Worker for D left the keys to the cab in the ignition and left it on the cab on the curb.
The cab was stolen and crashed into P's property.
P sued D in negligence per se since there is a statute that prohibits drivers from leaving their cars unattended with the keys in them.
D argues that the statute is a public safety measure and not an anti-theft measure, so it does not establish a standard of care.
Trial court found for P.
Appellate court found for P.
IL Supreme Court affirmed, found for P.
Does a P who bases his claim on a theory of negligence due to a D's violation of a statute have to prove that his injuries were directly and proximately caused by the violation?
A P who bases his claim on a theory of negligence due to a D's violation of a statute has to prove that his injuries were directly and proximately caused by the violation.
Legislative intent should be examined in determining if negligence should be extended to a D for violation of a statute. In this case, the statute is a public safety measure.
The court must also look at the type of harm that the legislature was intending to prevent. The motivation of the statute had to be protection of life, limb, and property through prevention of a hazard.
Violation of a statute itself is prima facie evidence of negligence; the injury must have a direct and proximate connection with the violation in order to make D liable.
This is tricky since there was an intervening third party (the thief); however, if the intervening criminal act might reasonably have been foreseeable, then the causal chain is not broken.
Questions of due care, negligence, and proximate cause are normally jury issues.
The court said that the statute is a public safety measure and not an anti-theft measure, but then assumes that the D could foresee the stealing of the car.

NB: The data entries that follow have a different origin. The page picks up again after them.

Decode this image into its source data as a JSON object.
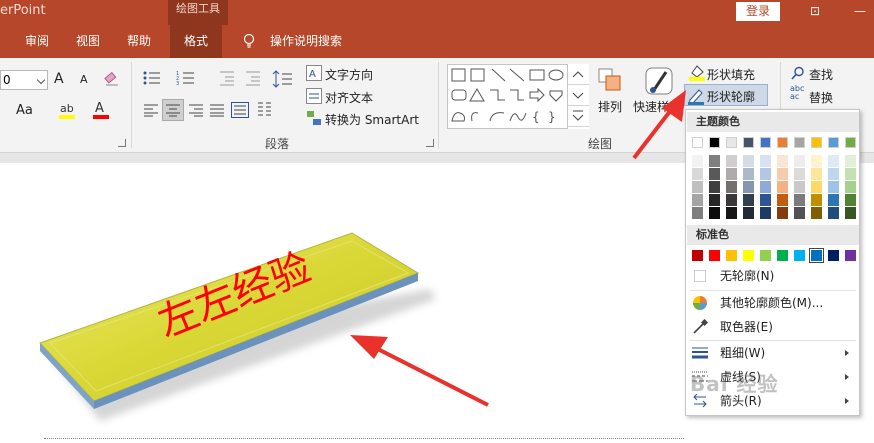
{
  "titlebar": {
    "app_title": "erPoint",
    "context_tab": "绘图工具",
    "login_label": "登录",
    "restore_glyph": "⊡",
    "minimize_glyph": "—",
    "accent": "#b7472a"
  },
  "tabs": {
    "review": "审阅",
    "view": "视图",
    "help": "帮助",
    "format": "格式",
    "tell_me": "操作说明搜索"
  },
  "ribbon": {
    "font_size_value": "0",
    "font_grow": "A",
    "font_shrink": "A",
    "text_case": "Aa",
    "text_direction": "文字方向",
    "align_text": "对齐文本",
    "smartart": "转换为 SmartArt",
    "paragraph_label": "段落",
    "drawing_label": "绘图",
    "arrange": "排列",
    "quick_styles": "快速样式",
    "shape_fill": "形状填充",
    "shape_outline": "形状轮廓",
    "find": "查找",
    "replace": "替换",
    "replace_icon_text": "abc\nac"
  },
  "slide": {
    "shape_text": "左左经验",
    "shape_fill_color": "#d9d735",
    "shape_edge_color": "#7fa3c8",
    "text_color": "#ff0000"
  },
  "menu": {
    "theme_colors_header": "主题颜色",
    "standard_colors_header": "标准色",
    "no_outline": "无轮廓(N)",
    "more_colors": "其他轮廓颜色(M)...",
    "eyedropper": "取色器(E)",
    "weight": "粗细(W)",
    "dashes": "虚线(S)",
    "arrows": "箭头(R)",
    "theme_top_row": [
      "#ffffff",
      "#000000",
      "#e7e6e6",
      "#44546a",
      "#4472c4",
      "#ed7d31",
      "#a5a5a5",
      "#ffc000",
      "#5b9bd5",
      "#70ad47"
    ],
    "theme_shades": [
      [
        "#f2f2f2",
        "#7f7f7f",
        "#d0cece",
        "#d6dce4",
        "#d9e2f3",
        "#fbe5d5",
        "#ededed",
        "#fff2cc",
        "#deebf6",
        "#e2efd9"
      ],
      [
        "#d8d8d8",
        "#595959",
        "#aeabab",
        "#adb9ca",
        "#b4c6e7",
        "#f7cbac",
        "#dbdbdb",
        "#fee599",
        "#bdd7ee",
        "#c5e0b3"
      ],
      [
        "#bfbfbf",
        "#3f3f3f",
        "#757070",
        "#8496b0",
        "#8eaadb",
        "#f4b183",
        "#c9c9c9",
        "#ffd965",
        "#9dc3e6",
        "#a8d08d"
      ],
      [
        "#a5a5a5",
        "#262626",
        "#3a3838",
        "#323f4f",
        "#2f5496",
        "#c55a11",
        "#7b7b7b",
        "#bf8f00",
        "#2e75b5",
        "#538135"
      ],
      [
        "#7f7f7f",
        "#0c0c0c",
        "#171616",
        "#222a35",
        "#1f3864",
        "#833c0b",
        "#525252",
        "#7f6000",
        "#1e4e79",
        "#375623"
      ]
    ],
    "standard": [
      "#c00000",
      "#ff0000",
      "#ffc000",
      "#ffff00",
      "#92d050",
      "#00b050",
      "#00b0f0",
      "#0070c0",
      "#002060",
      "#7030a0"
    ],
    "selected_standard_index": 7
  },
  "annotations": {
    "arrow_color": "#e8322b"
  },
  "watermark": {
    "text": "Bai 经验"
  }
}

Courts are generally liberal in construction of statutes and read the statute as intending to prevent a variety of harms.